Would I run another road race in the Vibrams? Probably not. But I am glad that I ran this race at a necessarily slower pace, purely to soak up the atmosphere and enjoy the company of so many other runners. And it was a pleasure and an honour to run for the Alzheimer’s Society. Thank you for your support, I am delighted to see that after a flurry of last-minute donations (possibly from people hedging their bets?) that I have reached my £500 target. You could still help me surpass it if you felt really cool and groovy – check out Thanks so much, it’s been immense.

Happy running


2011 to date - miles: 940.95, parkruns: 6, races: 5, miles biked: 83.24, metres swum: 1225 

Thursday, 8 September 2011

The Ballad of Barefoot Dave - part three

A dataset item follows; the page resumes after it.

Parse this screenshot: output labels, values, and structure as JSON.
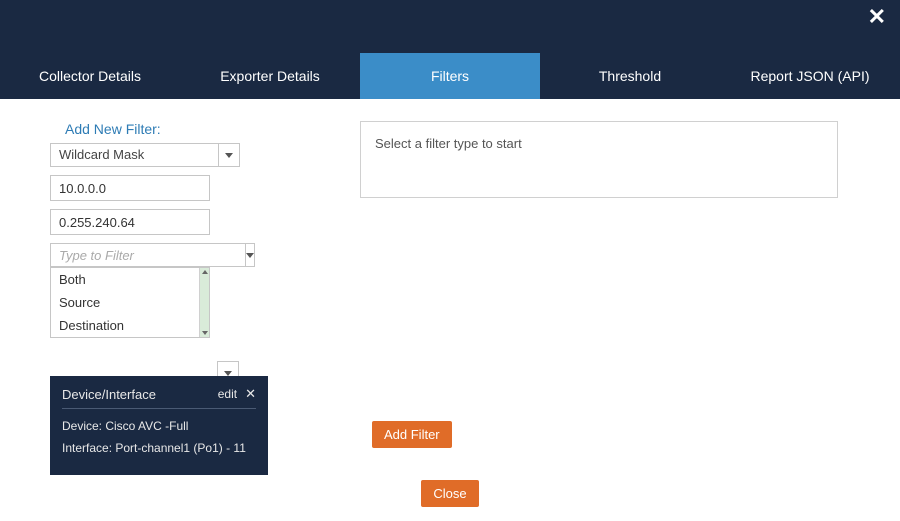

I have had blisters before. I am a runner, it comes with the territory. I’ve had huge, bulbous ones on the balls of my feet, weird tiny ones underneath my toes, nasty blood-filled ones on my insteps and bizarre pointy ones on my big and smallest toes. I’ve got rather good at managing them; I lance them without a thought, drain the nasty fluids as a matter of course and clean them up, tape them down and generally keep my feet in as good a condition as possible given the circumstances. In fact I’m so good at managing them that I almost look forward to getting them.

Until I started the barefoot challenge, which is now just ten days away...

It wasn’t until I started running barefoot that I learnt the true misery of having blisters on my heels. Huge, deep and angry blisters, sitting proud of the wide, fleshy part of the underside of both heels, slightly towards the outside and unbelievably uncomfortable. I first felt them developing on a short, 4 mile barefoot run in the Vibrams, when I thought I had a pebble lodged under my left foot. When I peeled the Vibrams off, there was no pebble. And in places, no heel either. I don’t know what Trench Foot looks like, but I suspect it’s not dissimilar to what’s currently brewing at the bottom of my legs.

In a cruel twist of fate, the barefoot adventure is otherwise going rather well. The enormous strain on my calves is reducing, and I’m very quickly improving my speed as a result. If it weren’t for the blisters, my confidence levels for Barefoot Dave’s Great North Run would be sky-high. As it is I am getting increasingly afraid...

That said, I have to admit: I am loving this challenge. It feels like I’m revisiting the early part of my running journey, learning loads and improving relatively quickly. Everything is new again and yet strangely familiar. It’s like wandering around a house you used to live in. However, I can guarantee that there’ll be no PB chalked up in South Shields. I can just about manage to maintain 9 minute miles in the Vibrams, which means there is a real chance that I might not even break two hours. And looking at these blisters, I should probably call myself lucky to finish at all.

Once the main trial in Newcastle is over, I’ll definitely be reducing my barefoot road mileage, as the strain is really too much for me at the moment and probably isn’t helping my long-term racing prospects. I was struck by this thought on my latest barefoot jaunt. I am fortunate in that I can easily remove the aggravating factor in my life and return to comfort and normality. This brings into sharp relief the fact that the opposite is true for sufferers of Alzheimer’s Disease. Whose suffering is daily, degenerative and incurable. Whose only hope for relief is high quality care for themselves and support for their loved ones. Who have no escape from the aggravating factor of their lives.

I am humbled and delighted that so many of you have put your hands in your pockets for this cause (even though most have come with an impressive supply of abuse). If you haven't already, please help me make a small difference to a big problem.  Donate even a few pounds online at

Thank you.


2011 to date - miles: 907.78, parkruns: 6, races: 4, miles biked: 83.24, metres swum: 1225